(Items from an interface collection)
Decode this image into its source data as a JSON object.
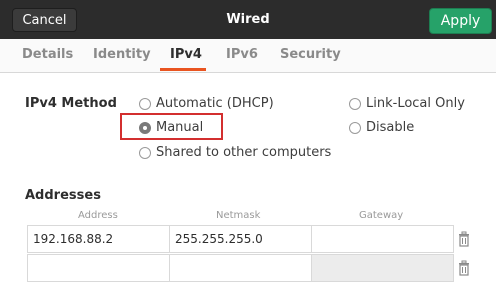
{
  "header": {
    "cancel_label": "Cancel",
    "title": "Wired",
    "apply_label": "Apply"
  },
  "tabs": [
    {
      "label": "Details",
      "active": false
    },
    {
      "label": "Identity",
      "active": false
    },
    {
      "label": "IPv4",
      "active": true
    },
    {
      "label": "IPv6",
      "active": false
    },
    {
      "label": "Security",
      "active": false
    }
  ],
  "ipv4": {
    "method_label": "IPv4 Method",
    "options": [
      {
        "label": "Automatic (DHCP)",
        "checked": false
      },
      {
        "label": "Link-Local Only",
        "checked": false
      },
      {
        "label": "Manual",
        "checked": true
      },
      {
        "label": "Disable",
        "checked": false
      },
      {
        "label": "Shared to other computers",
        "checked": false
      }
    ]
  },
  "addresses": {
    "section_label": "Addresses",
    "columns": [
      "Address",
      "Netmask",
      "Gateway"
    ],
    "rows": [
      {
        "address": "192.168.88.2",
        "netmask": "255.255.255.0",
        "gateway": ""
      },
      {
        "address": "",
        "netmask": "",
        "gateway": ""
      }
    ]
  },
  "colors": {
    "titlebar": "#2c2c2c",
    "apply": "#26a269",
    "accent": "#e95420",
    "highlight": "#d32f2f"
  }
}
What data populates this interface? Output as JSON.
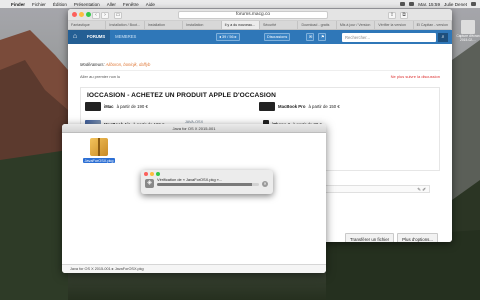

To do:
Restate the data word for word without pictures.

Solution for this exercise:
Decode this image into its source data as a JSON object.
{
  "header": {
    "cancel_label": "Cancel",
    "title": "Wired",
    "apply_label": "Apply"
  },
  "tabs": [
    {
      "label": "Details",
      "active": false
    },
    {
      "label": "Identity",
      "active": false
    },
    {
      "label": "IPv4",
      "active": true
    },
    {
      "label": "IPv6",
      "active": false
    },
    {
      "label": "Security",
      "active": false
    }
  ],
  "ipv4": {
    "method_label": "IPv4 Method",
    "options": [
      {
        "label": "Automatic (DHCP)",
        "checked": false
      },
      {
        "label": "Link-Local Only",
        "checked": false
      },
      {
        "label": "Manual",
        "checked": true
      },
      {
        "label": "Disable",
        "checked": false
      },
      {
        "label": "Shared to other computers",
        "checked": false
      }
    ]
  },
  "addresses": {
    "section_label": "Addresses",
    "columns": [
      "Address",
      "Netmask",
      "Gateway"
    ],
    "rows": [
      {
        "address": "192.168.88.2",
        "netmask": "255.255.255.0",
        "gateway": ""
      },
      {
        "address": "",
        "netmask": "",
        "gateway": ""
      }
    ]
  },
  "colors": {
    "titlebar": "#2c2c2c",
    "apply": "#26a269",
    "accent": "#e95420",
    "highlight": "#d32f2f"
  }
}
What data populates this interface? Output as JSON.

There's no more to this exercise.